BEGIN Records for processing

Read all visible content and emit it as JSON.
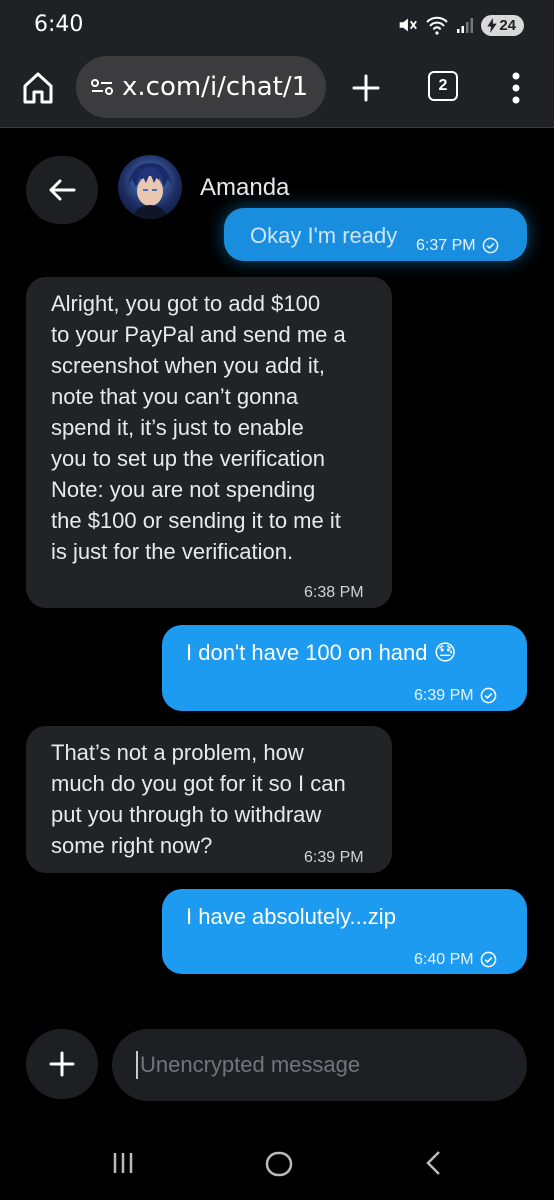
{
  "status_bar": {
    "time": "6:40",
    "battery": "24"
  },
  "browser": {
    "url": "x.com/i/chat/1",
    "tab_count": "2"
  },
  "chat": {
    "contact_name": "Amanda",
    "messages": [
      {
        "direction": "sent",
        "text": "Okay I'm ready",
        "time": "6:37 PM",
        "read": true
      },
      {
        "direction": "received",
        "text": "Alright, you got to add $100\nto your PayPal and send me a\nscreenshot when you add it,\nnote that you can’t gonna\nspend it, it’s just to enable\nyou to set up the verification\nNote: you are not spending\nthe $100 or sending it to me it\nis just for the verification.",
        "time": "6:38 PM"
      },
      {
        "direction": "sent",
        "text": "I don't have 100 on hand 😓",
        "time": "6:39 PM",
        "read": true
      },
      {
        "direction": "received",
        "text": "That’s not a problem, how\nmuch do you got for it so I can\nput you through to withdraw\nsome right now?",
        "time": "6:39 PM"
      },
      {
        "direction": "sent",
        "text": "I have absolutely...zip",
        "time": "6:40 PM",
        "read": true
      }
    ]
  },
  "compose": {
    "placeholder": "Unencrypted message"
  }
}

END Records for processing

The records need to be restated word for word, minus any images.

Completed task:
Read all visible content and emit it as JSON.
{
  "status_bar": {
    "time": "6:40",
    "battery": "24"
  },
  "browser": {
    "url": "x.com/i/chat/1",
    "tab_count": "2"
  },
  "chat": {
    "contact_name": "Amanda",
    "messages": [
      {
        "direction": "sent",
        "text": "Okay I'm ready",
        "time": "6:37 PM",
        "read": true
      },
      {
        "direction": "received",
        "text": "Alright, you got to add $100\nto your PayPal and send me a\nscreenshot when you add it,\nnote that you can’t gonna\nspend it, it’s just to enable\nyou to set up the verification\nNote: you are not spending\nthe $100 or sending it to me it\nis just for the verification.",
        "time": "6:38 PM"
      },
      {
        "direction": "sent",
        "text": "I don't have 100 on hand 😓",
        "time": "6:39 PM",
        "read": true
      },
      {
        "direction": "received",
        "text": "That’s not a problem, how\nmuch do you got for it so I can\nput you through to withdraw\nsome right now?",
        "time": "6:39 PM"
      },
      {
        "direction": "sent",
        "text": "I have absolutely...zip",
        "time": "6:40 PM",
        "read": true
      }
    ]
  },
  "compose": {
    "placeholder": "Unencrypted message"
  }
}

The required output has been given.